*INPUT FOR THIS TASK*.
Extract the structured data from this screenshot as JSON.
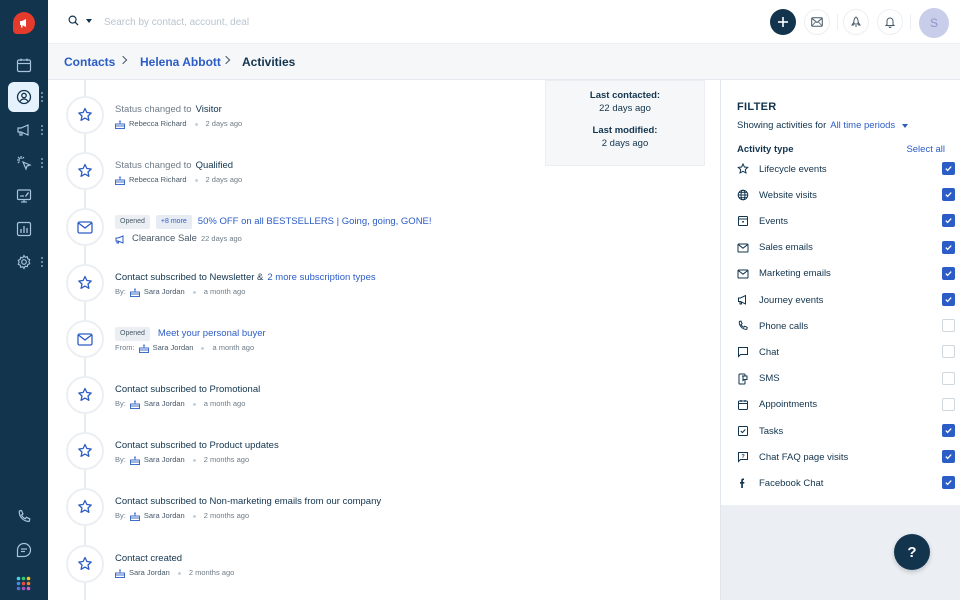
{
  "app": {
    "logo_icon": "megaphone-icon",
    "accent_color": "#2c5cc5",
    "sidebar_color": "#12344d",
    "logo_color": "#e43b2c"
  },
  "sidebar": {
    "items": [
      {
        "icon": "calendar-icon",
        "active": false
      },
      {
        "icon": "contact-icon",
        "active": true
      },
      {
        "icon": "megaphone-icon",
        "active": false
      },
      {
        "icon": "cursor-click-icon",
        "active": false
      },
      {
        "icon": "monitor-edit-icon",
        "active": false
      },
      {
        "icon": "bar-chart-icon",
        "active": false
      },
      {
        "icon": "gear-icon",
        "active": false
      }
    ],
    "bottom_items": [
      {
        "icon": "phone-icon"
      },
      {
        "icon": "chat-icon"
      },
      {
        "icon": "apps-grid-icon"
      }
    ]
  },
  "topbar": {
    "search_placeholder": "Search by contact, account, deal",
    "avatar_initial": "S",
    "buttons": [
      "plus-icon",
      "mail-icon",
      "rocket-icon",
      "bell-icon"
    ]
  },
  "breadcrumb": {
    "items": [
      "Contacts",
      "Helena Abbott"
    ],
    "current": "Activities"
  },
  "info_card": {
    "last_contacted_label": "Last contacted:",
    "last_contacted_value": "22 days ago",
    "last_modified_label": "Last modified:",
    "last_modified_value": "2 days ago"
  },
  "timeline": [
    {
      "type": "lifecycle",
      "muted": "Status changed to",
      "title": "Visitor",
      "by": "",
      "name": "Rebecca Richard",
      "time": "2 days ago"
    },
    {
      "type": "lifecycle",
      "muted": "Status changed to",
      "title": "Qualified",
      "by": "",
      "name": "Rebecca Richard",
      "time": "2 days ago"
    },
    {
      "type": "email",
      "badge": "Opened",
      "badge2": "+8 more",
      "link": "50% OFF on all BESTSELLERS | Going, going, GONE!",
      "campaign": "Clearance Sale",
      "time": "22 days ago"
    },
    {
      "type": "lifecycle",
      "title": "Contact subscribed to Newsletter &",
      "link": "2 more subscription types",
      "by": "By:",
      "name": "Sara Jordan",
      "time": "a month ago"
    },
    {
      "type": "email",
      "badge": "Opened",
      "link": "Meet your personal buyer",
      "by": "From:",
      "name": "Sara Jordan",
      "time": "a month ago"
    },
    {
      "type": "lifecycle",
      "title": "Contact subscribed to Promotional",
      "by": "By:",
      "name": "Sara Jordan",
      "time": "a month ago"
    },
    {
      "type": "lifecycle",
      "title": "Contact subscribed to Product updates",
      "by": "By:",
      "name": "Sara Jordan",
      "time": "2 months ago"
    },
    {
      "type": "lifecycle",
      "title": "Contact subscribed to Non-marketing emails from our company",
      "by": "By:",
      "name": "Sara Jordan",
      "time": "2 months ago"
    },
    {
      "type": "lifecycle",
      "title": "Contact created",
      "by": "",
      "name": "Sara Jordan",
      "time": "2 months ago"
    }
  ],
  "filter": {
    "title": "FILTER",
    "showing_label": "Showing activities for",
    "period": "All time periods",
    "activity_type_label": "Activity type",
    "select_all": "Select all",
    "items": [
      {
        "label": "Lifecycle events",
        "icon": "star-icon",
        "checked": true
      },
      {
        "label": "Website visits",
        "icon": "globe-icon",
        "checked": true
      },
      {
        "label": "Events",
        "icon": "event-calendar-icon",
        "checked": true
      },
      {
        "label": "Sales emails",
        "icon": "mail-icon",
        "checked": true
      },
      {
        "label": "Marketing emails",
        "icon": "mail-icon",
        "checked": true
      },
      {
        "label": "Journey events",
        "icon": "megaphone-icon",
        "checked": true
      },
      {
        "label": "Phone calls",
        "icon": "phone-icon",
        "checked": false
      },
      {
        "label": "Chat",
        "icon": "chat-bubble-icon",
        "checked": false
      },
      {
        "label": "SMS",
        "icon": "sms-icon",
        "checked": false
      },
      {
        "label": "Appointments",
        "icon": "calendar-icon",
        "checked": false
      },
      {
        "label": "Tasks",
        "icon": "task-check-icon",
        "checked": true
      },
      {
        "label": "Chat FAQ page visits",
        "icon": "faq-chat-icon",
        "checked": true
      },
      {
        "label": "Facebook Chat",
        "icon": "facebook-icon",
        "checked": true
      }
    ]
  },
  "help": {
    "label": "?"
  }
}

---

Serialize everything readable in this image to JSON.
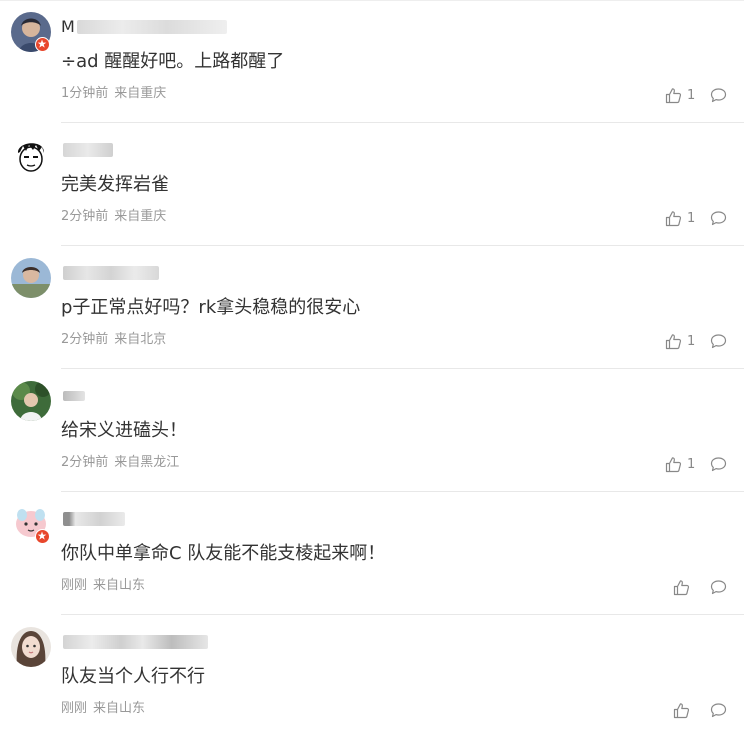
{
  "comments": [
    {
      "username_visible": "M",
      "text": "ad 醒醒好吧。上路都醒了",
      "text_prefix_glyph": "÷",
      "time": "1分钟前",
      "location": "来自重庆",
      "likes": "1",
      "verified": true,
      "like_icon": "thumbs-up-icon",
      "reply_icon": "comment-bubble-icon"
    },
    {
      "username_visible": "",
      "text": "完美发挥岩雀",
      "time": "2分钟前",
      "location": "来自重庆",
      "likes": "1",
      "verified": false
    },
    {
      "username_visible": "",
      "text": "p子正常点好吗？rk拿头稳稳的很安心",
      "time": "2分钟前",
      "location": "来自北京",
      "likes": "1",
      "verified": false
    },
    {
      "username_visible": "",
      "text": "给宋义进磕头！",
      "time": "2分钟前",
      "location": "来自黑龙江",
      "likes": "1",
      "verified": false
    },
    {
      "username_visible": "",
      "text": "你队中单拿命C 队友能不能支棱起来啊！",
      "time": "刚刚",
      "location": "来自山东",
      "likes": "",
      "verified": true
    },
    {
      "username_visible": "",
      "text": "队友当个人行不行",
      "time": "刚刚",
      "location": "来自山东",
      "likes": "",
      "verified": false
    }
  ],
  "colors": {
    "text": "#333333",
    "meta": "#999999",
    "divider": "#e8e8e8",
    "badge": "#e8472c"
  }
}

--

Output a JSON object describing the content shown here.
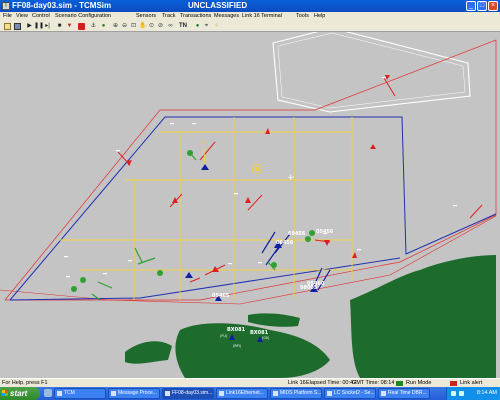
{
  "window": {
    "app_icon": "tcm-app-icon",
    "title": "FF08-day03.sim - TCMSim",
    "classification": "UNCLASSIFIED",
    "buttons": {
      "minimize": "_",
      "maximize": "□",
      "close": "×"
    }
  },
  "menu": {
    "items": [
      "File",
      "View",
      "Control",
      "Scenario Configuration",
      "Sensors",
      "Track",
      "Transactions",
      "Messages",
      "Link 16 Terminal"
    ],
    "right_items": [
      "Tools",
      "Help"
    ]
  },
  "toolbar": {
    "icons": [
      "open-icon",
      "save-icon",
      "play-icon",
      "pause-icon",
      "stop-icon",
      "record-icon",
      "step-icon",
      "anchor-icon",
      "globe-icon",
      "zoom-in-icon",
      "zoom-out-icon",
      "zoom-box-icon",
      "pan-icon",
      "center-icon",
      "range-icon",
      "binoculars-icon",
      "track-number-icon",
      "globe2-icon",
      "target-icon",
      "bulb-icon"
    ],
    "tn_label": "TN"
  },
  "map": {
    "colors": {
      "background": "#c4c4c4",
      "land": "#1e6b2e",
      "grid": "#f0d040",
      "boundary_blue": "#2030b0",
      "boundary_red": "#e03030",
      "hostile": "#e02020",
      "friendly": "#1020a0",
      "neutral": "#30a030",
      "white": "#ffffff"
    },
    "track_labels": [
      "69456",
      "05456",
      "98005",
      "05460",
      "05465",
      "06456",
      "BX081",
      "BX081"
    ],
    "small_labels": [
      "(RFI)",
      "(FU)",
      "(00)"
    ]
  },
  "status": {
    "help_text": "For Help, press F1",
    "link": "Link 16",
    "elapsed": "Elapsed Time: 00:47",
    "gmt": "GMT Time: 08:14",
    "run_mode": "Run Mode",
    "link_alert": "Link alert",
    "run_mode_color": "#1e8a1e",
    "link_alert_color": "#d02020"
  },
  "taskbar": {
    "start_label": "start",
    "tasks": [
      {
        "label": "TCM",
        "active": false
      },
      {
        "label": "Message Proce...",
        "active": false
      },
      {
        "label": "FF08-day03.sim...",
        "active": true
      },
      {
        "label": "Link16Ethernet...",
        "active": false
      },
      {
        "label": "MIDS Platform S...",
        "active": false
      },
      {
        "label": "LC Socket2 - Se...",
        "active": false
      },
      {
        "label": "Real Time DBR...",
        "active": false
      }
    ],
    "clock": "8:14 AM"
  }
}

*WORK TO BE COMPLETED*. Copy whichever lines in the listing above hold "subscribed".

*RESPONSE*.
      "title": "Contact subscribed to Newsletter &",
      "title": "Contact subscribed to Promotional",
      "title": "Contact subscribed to Product updates",
      "title": "Contact subscribed to Non-marketing emails from our company",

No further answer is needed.